▶ [EXERCISE PROMPT]: Return every line from the records below with the string "Billing".

▶ [SUPPLIED RECORDS]:
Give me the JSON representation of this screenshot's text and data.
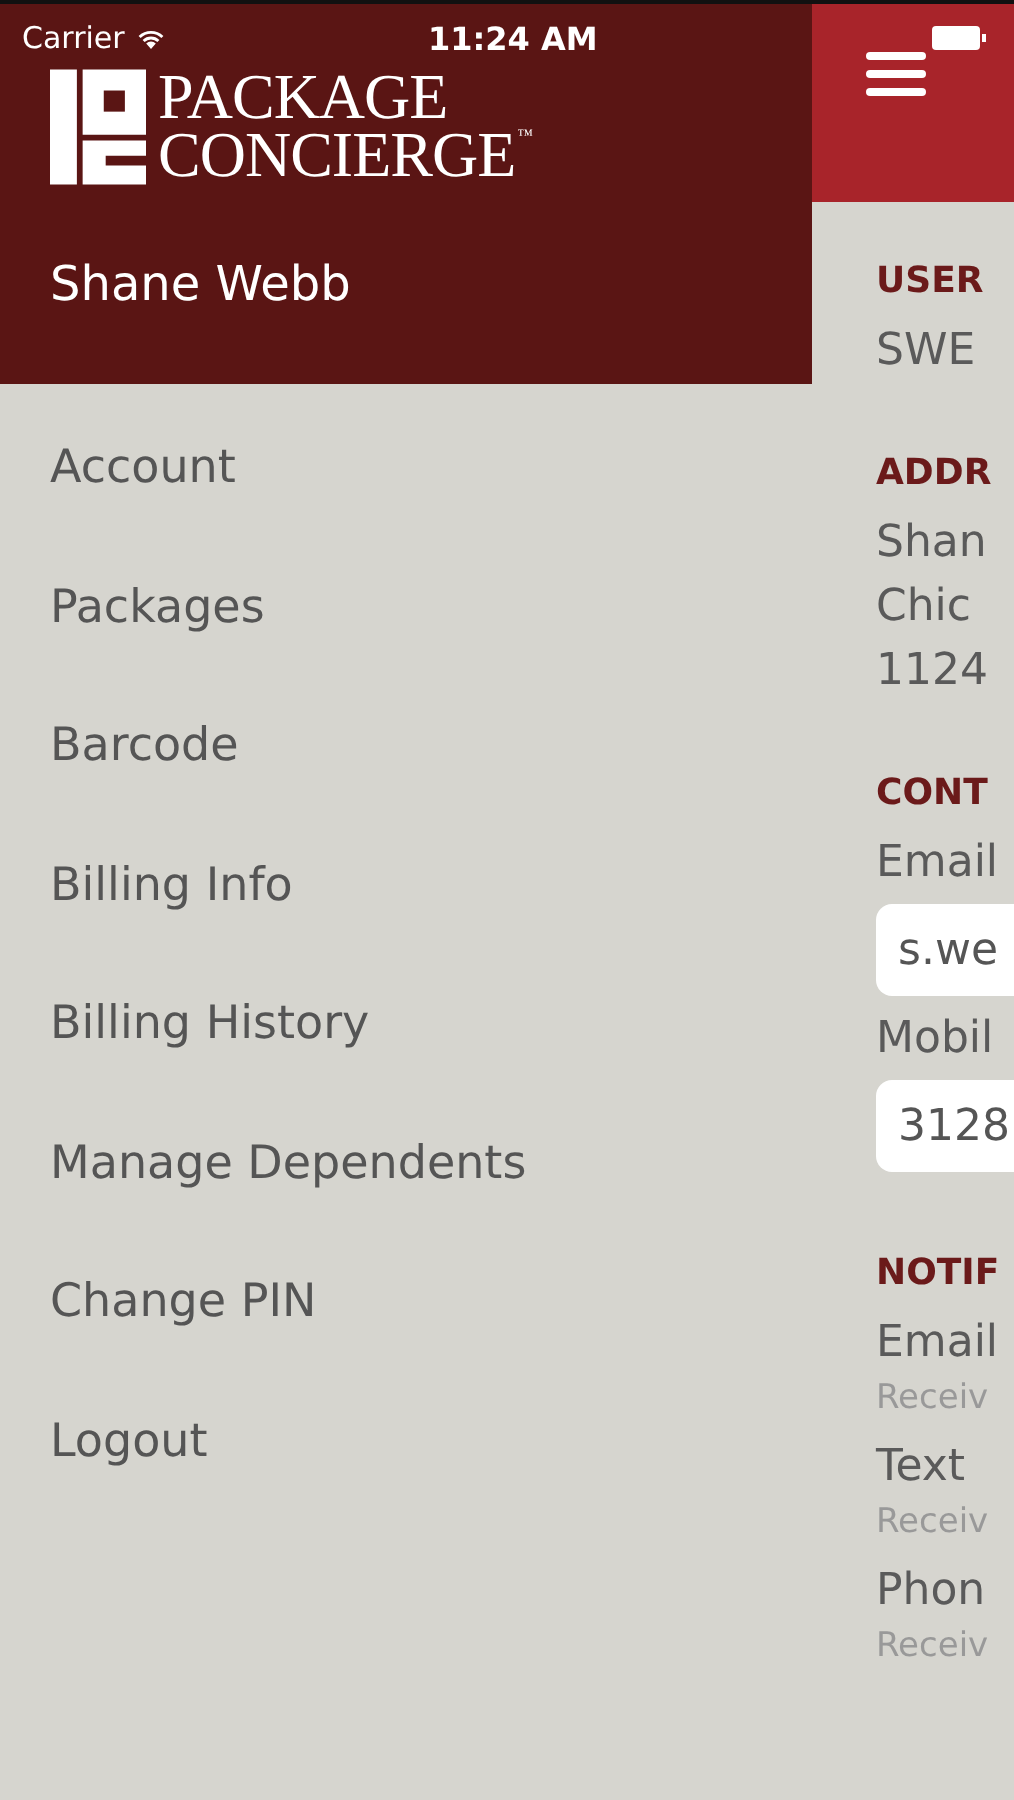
{
  "status_bar": {
    "carrier": "Carrier",
    "time": "11:24 AM"
  },
  "drawer": {
    "logo": {
      "lines": [
        "PACKAGE",
        "CONCIERGE"
      ],
      "trademark": "™"
    },
    "user_name": "Shane Webb",
    "items": [
      {
        "label": "Account"
      },
      {
        "label": "Packages"
      },
      {
        "label": "Barcode"
      },
      {
        "label": "Billing Info"
      },
      {
        "label": "Billing History"
      },
      {
        "label": "Manage Dependents"
      },
      {
        "label": "Change PIN"
      },
      {
        "label": "Logout"
      }
    ]
  },
  "main": {
    "sections": [
      {
        "heading": "USER",
        "kind": "lines",
        "lines": [
          "SWE"
        ]
      },
      {
        "heading": "ADDR",
        "kind": "lines",
        "lines": [
          "Shan",
          "Chic",
          "1124"
        ]
      },
      {
        "heading": "CONT",
        "kind": "fields",
        "fields": [
          {
            "label": "Email",
            "value": "s.we"
          },
          {
            "label": "Mobil",
            "value": "3128"
          }
        ]
      },
      {
        "heading": "NOTIF",
        "kind": "options",
        "options": [
          {
            "label": "Email",
            "description": "Receiv"
          },
          {
            "label": "Text",
            "description": "Receiv"
          },
          {
            "label": "Phon",
            "description": "Receiv"
          }
        ]
      }
    ]
  }
}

▶ [RESPONSE]:
        "label": "Billing Info"
        "label": "Billing History"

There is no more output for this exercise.